◆ DATA FOR ANALYSIS:

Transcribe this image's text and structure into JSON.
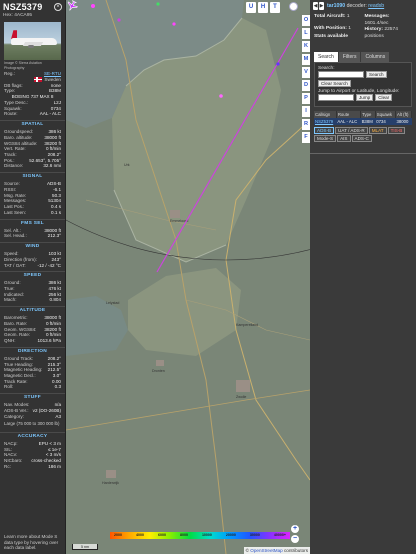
{
  "info": {
    "callsign": "NSZ5379",
    "hex_label": "Hex:",
    "hex": "4ACA95",
    "photo_credit": "Image © Sierra Aviation Photography",
    "registration_label": "Reg.:",
    "registration": "SE-RTU",
    "country": "Sweden",
    "db_flags_label": "DB flags:",
    "db_flags": "none",
    "type_label": "Type:",
    "type": "B38M",
    "type_full": "BOEING 737 MAX 8",
    "type_desc_label": "Type Desc.:",
    "type_desc": "L2J",
    "squawk_label": "Squawk:",
    "squawk": "0734",
    "route_label": "Route:",
    "route": "AAL - ALC",
    "sections": {
      "spatial": "SPATIAL",
      "signal": "SIGNAL",
      "fms": "FMS SEL",
      "wind": "WIND",
      "speed": "SPEED",
      "altitude": "ALTITUDE",
      "direction": "DIRECTION",
      "stuff": "STUFF",
      "accuracy": "ACCURACY"
    },
    "spatial": [
      {
        "k": "Groundspeed:",
        "v": "386 kt"
      },
      {
        "k": "Baro. altitude:",
        "v": "38000 ft"
      },
      {
        "k": "WGS84 altitude:",
        "v": "38200 ft"
      },
      {
        "k": "Vert. Rate:",
        "v": "0 ft/min"
      },
      {
        "k": "Track:",
        "v": "208.2°"
      },
      {
        "k": "Pos.:",
        "v": "52.653°, 5.705°"
      },
      {
        "k": "Distance:",
        "v": "32.6 nmi"
      }
    ],
    "signal": [
      {
        "k": "Source:",
        "v": "ADS-B"
      },
      {
        "k": "RSSI:",
        "v": "-6.1"
      },
      {
        "k": "Msg. Rate:",
        "v": "50.3"
      },
      {
        "k": "Messages:",
        "v": "51304"
      },
      {
        "k": "Last Pos.:",
        "v": "0.4 s"
      },
      {
        "k": "Last Seen:",
        "v": "0.1 s"
      }
    ],
    "fms": [
      {
        "k": "Sel. Alt.:",
        "v": "38000 ft"
      },
      {
        "k": "Sel. Head.:",
        "v": "212.3°"
      }
    ],
    "wind": [
      {
        "k": "Speed:",
        "v": "103 kt"
      },
      {
        "k": "Direction (from):",
        "v": "243°"
      },
      {
        "k": "TAT / OAT:",
        "v": "-12 / -42 °C"
      }
    ],
    "speed": [
      {
        "k": "Ground:",
        "v": "386 kt"
      },
      {
        "k": "True:",
        "v": "476 kt"
      },
      {
        "k": "Indicated:",
        "v": "256 kt"
      },
      {
        "k": "Mach:",
        "v": "0.804"
      }
    ],
    "altitude": [
      {
        "k": "Barometric:",
        "v": "38000 ft"
      },
      {
        "k": "Baro. Rate:",
        "v": "0 ft/min"
      },
      {
        "k": "Geom. WGS84:",
        "v": "38200 ft"
      },
      {
        "k": "Geom. Rate:",
        "v": "0 ft/min"
      },
      {
        "k": "QNH:",
        "v": "1013.6 hPa"
      }
    ],
    "direction": [
      {
        "k": "Ground Track:",
        "v": "208.2°"
      },
      {
        "k": "True Heading:",
        "v": "215.3°"
      },
      {
        "k": "Magnetic Heading:",
        "v": "212.5°"
      },
      {
        "k": "Magnetic Decl.:",
        "v": "3.0°"
      },
      {
        "k": "Track Rate:",
        "v": "0.00"
      },
      {
        "k": "Roll:",
        "v": "0.3"
      }
    ],
    "stuff": [
      {
        "k": "Nav. Modes:",
        "v": "n/a"
      },
      {
        "k": "ADS-B Ver.:",
        "v": "v2 (DO-260B)"
      },
      {
        "k": "Category:",
        "v": "A3"
      }
    ],
    "category_note": "Large (75 000 to 300 000 lb)",
    "accuracy": [
      {
        "k": "NACp:",
        "v": "EPU < 3 m"
      },
      {
        "k": "SIL:",
        "v": "≤ 1e-7"
      },
      {
        "k": "NACv:",
        "v": "< 3 m/s"
      },
      {
        "k": "NICbaro:",
        "v": "cross-checked"
      },
      {
        "k": "Rc:",
        "v": "186 m"
      }
    ],
    "help_text": "Learn more about Mode S data type by hovering over each data label."
  },
  "map": {
    "buttons_top": [
      "U",
      "H",
      "T"
    ],
    "buttons_side": [
      "O",
      "L",
      "K",
      "M",
      "V",
      "D",
      "P",
      "I",
      "R",
      "F"
    ],
    "zoom_in": "+",
    "zoom_out": "−",
    "scale": "5 nm",
    "alt_ticks": [
      "2000",
      "4000",
      "6000",
      "8000",
      "10000",
      "20000",
      "30000",
      "40000+"
    ],
    "attribution_prefix": "© ",
    "attribution_link": "OpenStreetMap",
    "attribution_suffix": " contributors",
    "place_labels": [
      "Emmeloord",
      "Lelystad",
      "Kampereiland",
      "Zwolle",
      "Harderwijk",
      "Dronten",
      "Urk"
    ]
  },
  "sidebar": {
    "decoder_name": "tar1090",
    "decoder_text": " decoder: ",
    "decoder_link": "readsb",
    "total_label": "Total Aircraft:",
    "total": "1",
    "with_pos_label": "With Position:",
    "with_pos": "1",
    "stats_label": "Stats available",
    "messages_label": "Messages:",
    "messages": "1601.4/sec",
    "history_label": "History:",
    "history": "22574 positions",
    "tabs": [
      "Search",
      "Filters",
      "Columns"
    ],
    "search_label": "Search:",
    "search_button": "Search",
    "clear_search": "Clear Search",
    "jump_label": "Jump to Airport or Latitude, Longitude:",
    "jump_button": "Jump",
    "clear_button": "Clear",
    "table_headers": [
      "Callsign",
      "Route",
      "Type",
      "Squawk",
      "Alt (ft)"
    ],
    "table_row": [
      "NSZ5379",
      "AAL - ALC",
      "B38M",
      "0734",
      "38000"
    ],
    "pills": [
      "ADS-B",
      "UAT / ADS-R",
      "MLAT",
      "TIS-B",
      "Mode-S",
      "AIS",
      "ADS-C"
    ]
  }
}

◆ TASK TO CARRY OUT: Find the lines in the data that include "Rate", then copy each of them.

◆ TASK RESPONSE:
        "k": "Vert. Rate:",
        "k": "Msg. Rate:",
        "k": "Baro. Rate:",
        "k": "Geom. Rate:",
        "k": "Track Rate:",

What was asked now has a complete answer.